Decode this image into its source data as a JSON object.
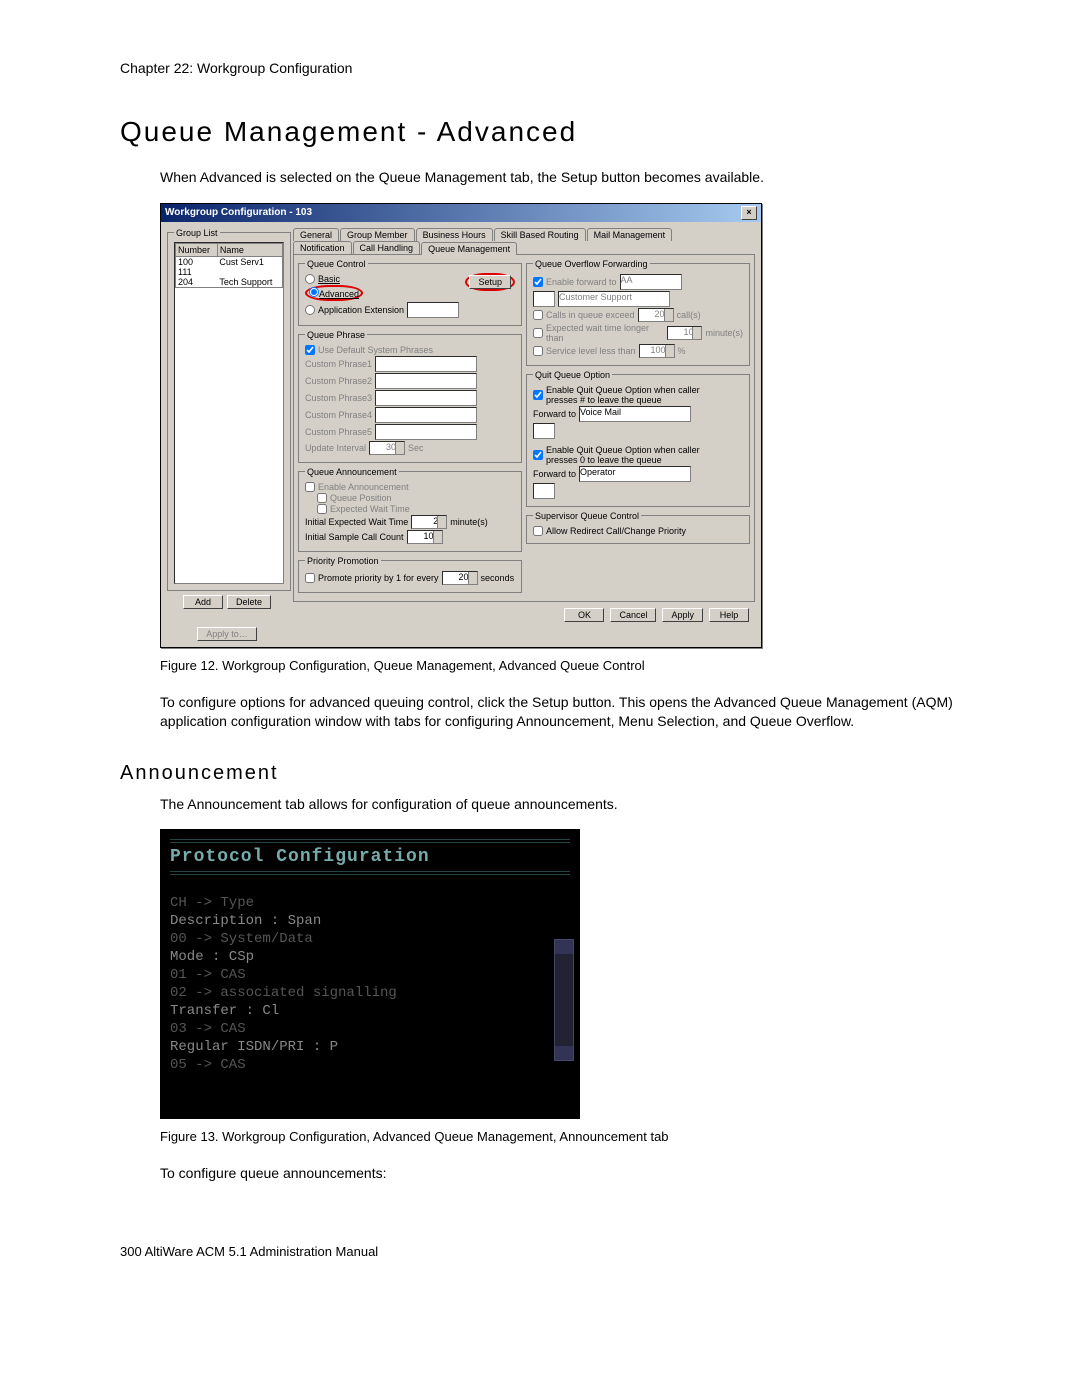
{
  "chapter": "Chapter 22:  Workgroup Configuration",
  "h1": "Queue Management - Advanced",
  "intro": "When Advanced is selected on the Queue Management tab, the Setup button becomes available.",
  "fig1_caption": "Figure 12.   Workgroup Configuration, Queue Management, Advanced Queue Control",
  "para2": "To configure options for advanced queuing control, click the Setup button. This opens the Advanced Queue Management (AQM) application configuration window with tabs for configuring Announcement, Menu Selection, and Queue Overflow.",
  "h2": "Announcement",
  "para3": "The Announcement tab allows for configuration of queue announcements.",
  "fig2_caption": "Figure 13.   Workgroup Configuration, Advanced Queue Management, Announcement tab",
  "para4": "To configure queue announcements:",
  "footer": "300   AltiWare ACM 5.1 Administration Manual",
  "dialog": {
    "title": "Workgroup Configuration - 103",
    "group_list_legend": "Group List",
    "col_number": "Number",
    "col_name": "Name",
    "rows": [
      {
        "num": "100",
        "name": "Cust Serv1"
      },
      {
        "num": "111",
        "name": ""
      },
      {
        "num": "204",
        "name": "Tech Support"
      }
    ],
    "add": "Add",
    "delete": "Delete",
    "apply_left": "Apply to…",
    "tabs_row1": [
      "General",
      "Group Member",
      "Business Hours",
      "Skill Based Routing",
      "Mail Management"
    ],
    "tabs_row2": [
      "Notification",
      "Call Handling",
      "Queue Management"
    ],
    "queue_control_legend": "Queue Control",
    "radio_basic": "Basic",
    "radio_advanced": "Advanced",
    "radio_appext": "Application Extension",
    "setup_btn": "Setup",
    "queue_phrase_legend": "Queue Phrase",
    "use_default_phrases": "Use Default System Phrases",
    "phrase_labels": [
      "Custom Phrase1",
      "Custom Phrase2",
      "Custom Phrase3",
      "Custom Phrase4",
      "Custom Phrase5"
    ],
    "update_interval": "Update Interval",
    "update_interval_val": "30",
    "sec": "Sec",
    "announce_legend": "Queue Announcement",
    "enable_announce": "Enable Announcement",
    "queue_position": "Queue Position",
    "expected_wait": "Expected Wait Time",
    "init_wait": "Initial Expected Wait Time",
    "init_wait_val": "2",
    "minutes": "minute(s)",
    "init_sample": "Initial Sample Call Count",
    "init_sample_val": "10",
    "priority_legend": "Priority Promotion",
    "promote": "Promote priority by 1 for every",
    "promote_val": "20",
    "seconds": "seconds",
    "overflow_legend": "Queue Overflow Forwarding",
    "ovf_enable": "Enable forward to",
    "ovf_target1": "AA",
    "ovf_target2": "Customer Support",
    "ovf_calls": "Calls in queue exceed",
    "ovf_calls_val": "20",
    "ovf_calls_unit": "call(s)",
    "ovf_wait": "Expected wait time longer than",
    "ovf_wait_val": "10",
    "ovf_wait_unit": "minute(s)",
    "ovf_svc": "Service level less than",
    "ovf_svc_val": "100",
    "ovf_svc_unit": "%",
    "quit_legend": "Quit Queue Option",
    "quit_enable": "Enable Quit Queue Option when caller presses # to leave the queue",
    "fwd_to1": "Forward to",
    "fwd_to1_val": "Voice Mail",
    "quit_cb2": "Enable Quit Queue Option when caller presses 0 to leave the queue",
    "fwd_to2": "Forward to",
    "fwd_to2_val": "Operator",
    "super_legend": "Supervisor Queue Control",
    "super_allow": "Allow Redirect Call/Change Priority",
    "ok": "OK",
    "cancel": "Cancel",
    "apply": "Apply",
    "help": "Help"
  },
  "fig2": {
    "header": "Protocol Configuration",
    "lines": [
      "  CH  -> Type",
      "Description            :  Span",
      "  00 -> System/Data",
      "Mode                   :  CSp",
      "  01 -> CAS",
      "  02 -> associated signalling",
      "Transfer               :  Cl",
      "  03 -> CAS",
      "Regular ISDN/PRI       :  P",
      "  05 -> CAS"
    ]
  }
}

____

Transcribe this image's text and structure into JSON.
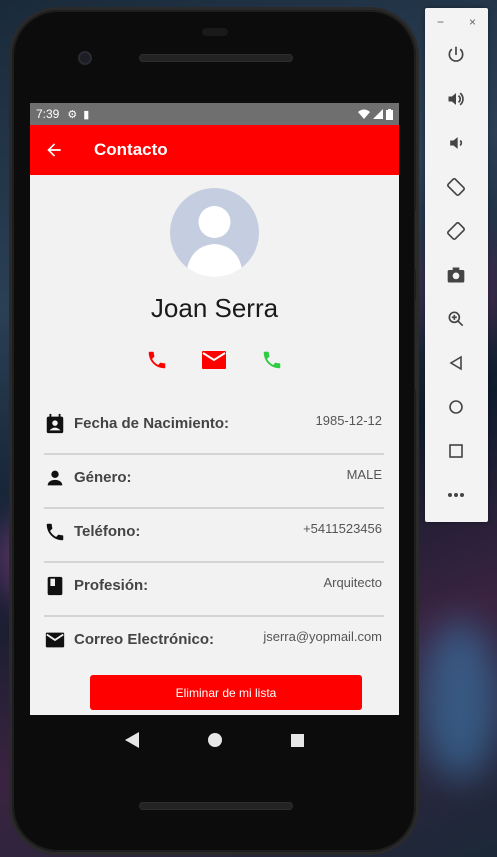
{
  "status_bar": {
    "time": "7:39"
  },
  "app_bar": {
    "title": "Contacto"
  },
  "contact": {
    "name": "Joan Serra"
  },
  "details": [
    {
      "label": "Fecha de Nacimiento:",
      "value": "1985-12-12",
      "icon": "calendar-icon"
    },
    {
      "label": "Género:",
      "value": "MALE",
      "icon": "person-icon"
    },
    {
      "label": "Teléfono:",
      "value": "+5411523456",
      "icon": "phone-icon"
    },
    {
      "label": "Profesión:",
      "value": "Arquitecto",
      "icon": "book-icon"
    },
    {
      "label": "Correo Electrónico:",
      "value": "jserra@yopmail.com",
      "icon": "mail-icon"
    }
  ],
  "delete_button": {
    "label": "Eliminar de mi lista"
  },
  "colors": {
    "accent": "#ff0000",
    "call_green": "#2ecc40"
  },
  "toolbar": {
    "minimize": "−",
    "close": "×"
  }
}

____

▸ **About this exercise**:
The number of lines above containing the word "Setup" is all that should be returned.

▸ **Response to this task**:
3